Set down every record below exactly as it stands.

── Material provided

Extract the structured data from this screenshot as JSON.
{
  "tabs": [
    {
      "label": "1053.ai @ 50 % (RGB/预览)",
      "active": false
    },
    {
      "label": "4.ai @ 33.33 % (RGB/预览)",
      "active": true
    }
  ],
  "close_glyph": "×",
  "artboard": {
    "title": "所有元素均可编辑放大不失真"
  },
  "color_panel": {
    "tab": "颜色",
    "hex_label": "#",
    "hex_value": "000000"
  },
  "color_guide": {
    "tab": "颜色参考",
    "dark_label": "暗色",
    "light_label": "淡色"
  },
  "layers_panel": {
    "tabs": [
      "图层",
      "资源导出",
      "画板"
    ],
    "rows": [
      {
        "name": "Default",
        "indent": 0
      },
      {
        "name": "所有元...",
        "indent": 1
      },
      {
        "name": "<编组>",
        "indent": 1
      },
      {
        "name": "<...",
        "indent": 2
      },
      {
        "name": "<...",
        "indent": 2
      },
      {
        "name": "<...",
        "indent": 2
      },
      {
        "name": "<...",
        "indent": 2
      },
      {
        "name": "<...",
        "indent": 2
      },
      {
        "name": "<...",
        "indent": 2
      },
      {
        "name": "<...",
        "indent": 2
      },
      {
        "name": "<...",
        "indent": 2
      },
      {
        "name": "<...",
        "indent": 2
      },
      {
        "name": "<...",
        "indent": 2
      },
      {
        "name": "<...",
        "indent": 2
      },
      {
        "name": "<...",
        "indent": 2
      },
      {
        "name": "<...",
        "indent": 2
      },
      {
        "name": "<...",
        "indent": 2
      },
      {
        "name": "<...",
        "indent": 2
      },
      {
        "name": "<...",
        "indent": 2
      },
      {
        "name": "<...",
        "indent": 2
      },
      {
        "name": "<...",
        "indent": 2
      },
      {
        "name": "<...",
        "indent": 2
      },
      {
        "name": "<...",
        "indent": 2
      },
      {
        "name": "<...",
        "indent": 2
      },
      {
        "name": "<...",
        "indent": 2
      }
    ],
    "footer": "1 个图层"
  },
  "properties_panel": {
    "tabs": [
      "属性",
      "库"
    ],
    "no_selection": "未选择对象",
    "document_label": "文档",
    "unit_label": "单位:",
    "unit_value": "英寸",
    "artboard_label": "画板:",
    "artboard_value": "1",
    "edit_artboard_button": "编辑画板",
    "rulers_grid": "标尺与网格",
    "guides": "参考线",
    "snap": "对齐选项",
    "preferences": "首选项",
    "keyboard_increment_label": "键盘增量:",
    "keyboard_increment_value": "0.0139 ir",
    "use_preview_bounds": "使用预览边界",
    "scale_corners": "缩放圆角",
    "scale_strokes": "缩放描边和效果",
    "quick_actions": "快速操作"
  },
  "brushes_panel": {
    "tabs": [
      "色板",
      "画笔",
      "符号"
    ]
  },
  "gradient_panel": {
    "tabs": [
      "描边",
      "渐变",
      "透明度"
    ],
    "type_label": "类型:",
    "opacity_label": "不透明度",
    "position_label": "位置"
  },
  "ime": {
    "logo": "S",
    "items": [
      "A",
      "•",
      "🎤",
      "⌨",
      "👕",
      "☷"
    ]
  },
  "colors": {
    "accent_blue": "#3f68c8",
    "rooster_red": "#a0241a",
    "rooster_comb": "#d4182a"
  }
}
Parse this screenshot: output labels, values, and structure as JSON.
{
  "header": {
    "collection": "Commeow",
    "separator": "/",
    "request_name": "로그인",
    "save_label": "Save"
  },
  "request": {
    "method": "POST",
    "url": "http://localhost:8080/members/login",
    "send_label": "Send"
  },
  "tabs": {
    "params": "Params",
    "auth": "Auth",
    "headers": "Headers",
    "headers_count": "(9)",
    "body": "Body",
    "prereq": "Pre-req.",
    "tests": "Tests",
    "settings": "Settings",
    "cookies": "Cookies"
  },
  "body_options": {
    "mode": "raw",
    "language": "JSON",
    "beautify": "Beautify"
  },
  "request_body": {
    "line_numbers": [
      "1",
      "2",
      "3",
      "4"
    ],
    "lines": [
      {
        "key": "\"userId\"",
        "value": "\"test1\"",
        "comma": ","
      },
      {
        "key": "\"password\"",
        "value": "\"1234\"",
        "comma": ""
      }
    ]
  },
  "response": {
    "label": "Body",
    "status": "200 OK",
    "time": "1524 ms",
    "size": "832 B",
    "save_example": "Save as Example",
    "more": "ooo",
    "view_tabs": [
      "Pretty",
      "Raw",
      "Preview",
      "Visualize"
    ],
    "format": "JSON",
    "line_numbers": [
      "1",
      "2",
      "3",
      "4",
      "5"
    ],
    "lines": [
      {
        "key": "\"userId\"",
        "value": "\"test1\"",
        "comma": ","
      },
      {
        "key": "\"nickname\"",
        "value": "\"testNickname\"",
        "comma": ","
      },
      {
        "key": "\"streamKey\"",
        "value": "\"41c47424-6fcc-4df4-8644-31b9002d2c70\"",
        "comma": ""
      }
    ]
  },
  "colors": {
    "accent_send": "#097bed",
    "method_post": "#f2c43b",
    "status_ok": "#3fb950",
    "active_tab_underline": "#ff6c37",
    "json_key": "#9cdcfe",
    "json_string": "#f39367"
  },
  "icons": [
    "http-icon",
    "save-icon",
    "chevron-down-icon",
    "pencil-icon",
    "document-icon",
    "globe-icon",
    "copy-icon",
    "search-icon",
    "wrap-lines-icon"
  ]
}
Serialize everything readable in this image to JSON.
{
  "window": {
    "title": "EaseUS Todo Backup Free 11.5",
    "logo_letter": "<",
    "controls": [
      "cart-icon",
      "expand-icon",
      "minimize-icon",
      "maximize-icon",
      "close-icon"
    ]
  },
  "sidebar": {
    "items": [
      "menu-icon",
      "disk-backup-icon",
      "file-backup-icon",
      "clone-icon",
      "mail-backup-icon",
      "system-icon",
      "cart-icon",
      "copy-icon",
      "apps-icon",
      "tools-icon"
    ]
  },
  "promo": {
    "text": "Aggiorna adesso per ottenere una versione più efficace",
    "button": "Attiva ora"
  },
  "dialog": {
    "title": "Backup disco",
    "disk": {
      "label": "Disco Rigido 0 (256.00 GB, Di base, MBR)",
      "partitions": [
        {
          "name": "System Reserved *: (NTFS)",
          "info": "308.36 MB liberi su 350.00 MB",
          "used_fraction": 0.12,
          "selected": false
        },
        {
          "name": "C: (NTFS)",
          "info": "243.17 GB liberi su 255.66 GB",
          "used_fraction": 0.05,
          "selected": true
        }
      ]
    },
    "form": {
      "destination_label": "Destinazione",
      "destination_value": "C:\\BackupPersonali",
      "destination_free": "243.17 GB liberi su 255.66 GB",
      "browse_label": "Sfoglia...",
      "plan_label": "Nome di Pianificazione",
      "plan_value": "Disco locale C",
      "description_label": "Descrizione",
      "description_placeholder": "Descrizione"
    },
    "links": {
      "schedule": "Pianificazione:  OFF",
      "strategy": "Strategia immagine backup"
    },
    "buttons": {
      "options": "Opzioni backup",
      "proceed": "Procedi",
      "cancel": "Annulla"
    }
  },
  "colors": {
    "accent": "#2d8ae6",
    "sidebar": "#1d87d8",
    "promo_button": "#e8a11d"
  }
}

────

### The answer:
Extract the structured data from this screenshot as JSON.
{
  "tabs": [
    {
      "label": "1053.ai @ 50 % (RGB/预览)",
      "active": false
    },
    {
      "label": "4.ai @ 33.33 % (RGB/预览)",
      "active": true
    }
  ],
  "close_glyph": "×",
  "artboard": {
    "title": "所有元素均可编辑放大不失真"
  },
  "color_panel": {
    "tab": "颜色",
    "hex_label": "#",
    "hex_value": "000000"
  },
  "color_guide": {
    "tab": "颜色参考",
    "dark_label": "暗色",
    "light_label": "淡色"
  },
  "layers_panel": {
    "tabs": [
      "图层",
      "资源导出",
      "画板"
    ],
    "rows": [
      {
        "name": "Default",
        "indent": 0
      },
      {
        "name": "所有元...",
        "indent": 1
      },
      {
        "name": "<编组>",
        "indent": 1
      },
      {
        "name": "<...",
        "indent": 2
      },
      {
        "name": "<...",
        "indent": 2
      },
      {
        "name": "<...",
        "indent": 2
      },
      {
        "name": "<...",
        "indent": 2
      },
      {
        "name": "<...",
        "indent": 2
      },
      {
        "name": "<...",
        "indent": 2
      },
      {
        "name": "<...",
        "indent": 2
      },
      {
        "name": "<...",
        "indent": 2
      },
      {
        "name": "<...",
        "indent": 2
      },
      {
        "name": "<...",
        "indent": 2
      },
      {
        "name": "<...",
        "indent": 2
      },
      {
        "name": "<...",
        "indent": 2
      },
      {
        "name": "<...",
        "indent": 2
      },
      {
        "name": "<...",
        "indent": 2
      },
      {
        "name": "<...",
        "indent": 2
      },
      {
        "name": "<...",
        "indent": 2
      },
      {
        "name": "<...",
        "indent": 2
      },
      {
        "name": "<...",
        "indent": 2
      },
      {
        "name": "<...",
        "indent": 2
      },
      {
        "name": "<...",
        "indent": 2
      },
      {
        "name": "<...",
        "indent": 2
      },
      {
        "name": "<...",
        "indent": 2
      }
    ],
    "footer": "1 个图层"
  },
  "properties_panel": {
    "tabs": [
      "属性",
      "库"
    ],
    "no_selection": "未选择对象",
    "document_label": "文档",
    "unit_label": "单位:",
    "unit_value": "英寸",
    "artboard_label": "画板:",
    "artboard_value": "1",
    "edit_artboard_button": "编辑画板",
    "rulers_grid": "标尺与网格",
    "guides": "参考线",
    "snap": "对齐选项",
    "preferences": "首选项",
    "keyboard_increment_label": "键盘增量:",
    "keyboard_increment_value": "0.0139 ir",
    "use_preview_bounds": "使用预览边界",
    "scale_corners": "缩放圆角",
    "scale_strokes": "缩放描边和效果",
    "quick_actions": "快速操作"
  },
  "brushes_panel": {
    "tabs": [
      "色板",
      "画笔",
      "符号"
    ]
  },
  "gradient_panel": {
    "tabs": [
      "描边",
      "渐变",
      "透明度"
    ],
    "type_label": "类型:",
    "opacity_label": "不透明度",
    "position_label": "位置"
  },
  "ime": {
    "logo": "S",
    "items": [
      "A",
      "•",
      "🎤",
      "⌨",
      "👕",
      "☷"
    ]
  },
  "colors": {
    "accent_blue": "#3f68c8",
    "rooster_red": "#a0241a",
    "rooster_comb": "#d4182a"
  }
}
Parse this screenshot: output labels, values, and structure as JSON.
{
  "header": {
    "collection": "Commeow",
    "separator": "/",
    "request_name": "로그인",
    "save_label": "Save"
  },
  "request": {
    "method": "POST",
    "url": "http://localhost:8080/members/login",
    "send_label": "Send"
  },
  "tabs": {
    "params": "Params",
    "auth": "Auth",
    "headers": "Headers",
    "headers_count": "(9)",
    "body": "Body",
    "prereq": "Pre-req.",
    "tests": "Tests",
    "settings": "Settings",
    "cookies": "Cookies"
  },
  "body_options": {
    "mode": "raw",
    "language": "JSON",
    "beautify": "Beautify"
  },
  "request_body": {
    "line_numbers": [
      "1",
      "2",
      "3",
      "4"
    ],
    "lines": [
      {
        "key": "\"userId\"",
        "value": "\"test1\"",
        "comma": ","
      },
      {
        "key": "\"password\"",
        "value": "\"1234\"",
        "comma": ""
      }
    ]
  },
  "response": {
    "label": "Body",
    "status": "200 OK",
    "time": "1524 ms",
    "size": "832 B",
    "save_example": "Save as Example",
    "more": "ooo",
    "view_tabs": [
      "Pretty",
      "Raw",
      "Preview",
      "Visualize"
    ],
    "format": "JSON",
    "line_numbers": [
      "1",
      "2",
      "3",
      "4",
      "5"
    ],
    "lines": [
      {
        "key": "\"userId\"",
        "value": "\"test1\"",
        "comma": ","
      },
      {
        "key": "\"nickname\"",
        "value": "\"testNickname\"",
        "comma": ","
      },
      {
        "key": "\"streamKey\"",
        "value": "\"41c47424-6fcc-4df4-8644-31b9002d2c70\"",
        "comma": ""
      }
    ]
  },
  "colors": {
    "accent_send": "#097bed",
    "method_post": "#f2c43b",
    "status_ok": "#3fb950",
    "active_tab_underline": "#ff6c37",
    "json_key": "#9cdcfe",
    "json_string": "#f39367"
  },
  "icons": [
    "http-icon",
    "save-icon",
    "chevron-down-icon",
    "pencil-icon",
    "document-icon",
    "globe-icon",
    "copy-icon",
    "search-icon",
    "wrap-lines-icon"
  ]
}
Serialize everything readable in this image to JSON.
{
  "window": {
    "title": "EaseUS Todo Backup Free 11.5",
    "logo_letter": "<",
    "controls": [
      "cart-icon",
      "expand-icon",
      "minimize-icon",
      "maximize-icon",
      "close-icon"
    ]
  },
  "sidebar": {
    "items": [
      "menu-icon",
      "disk-backup-icon",
      "file-backup-icon",
      "clone-icon",
      "mail-backup-icon",
      "system-icon",
      "cart-icon",
      "copy-icon",
      "apps-icon",
      "tools-icon"
    ]
  },
  "promo": {
    "text": "Aggiorna adesso per ottenere una versione più efficace",
    "button": "Attiva ora"
  },
  "dialog": {
    "title": "Backup disco",
    "disk": {
      "label": "Disco Rigido 0 (256.00 GB, Di base, MBR)",
      "partitions": [
        {
          "name": "System Reserved *: (NTFS)",
          "info": "308.36 MB liberi su 350.00 MB",
          "used_fraction": 0.12,
          "selected": false
        },
        {
          "name": "C: (NTFS)",
          "info": "243.17 GB liberi su 255.66 GB",
          "used_fraction": 0.05,
          "selected": true
        }
      ]
    },
    "form": {
      "destination_label": "Destinazione",
      "destination_value": "C:\\BackupPersonali",
      "destination_free": "243.17 GB liberi su 255.66 GB",
      "browse_label": "Sfoglia...",
      "plan_label": "Nome di Pianificazione",
      "plan_value": "Disco locale C",
      "description_label": "Descrizione",
      "description_placeholder": "Descrizione"
    },
    "links": {
      "schedule": "Pianificazione:  OFF",
      "strategy": "Strategia immagine backup"
    },
    "buttons": {
      "options": "Opzioni backup",
      "proceed": "Procedi",
      "cancel": "Annulla"
    }
  },
  "colors": {
    "accent": "#2d8ae6",
    "sidebar": "#1d87d8",
    "promo_button": "#e8a11d"
  }
}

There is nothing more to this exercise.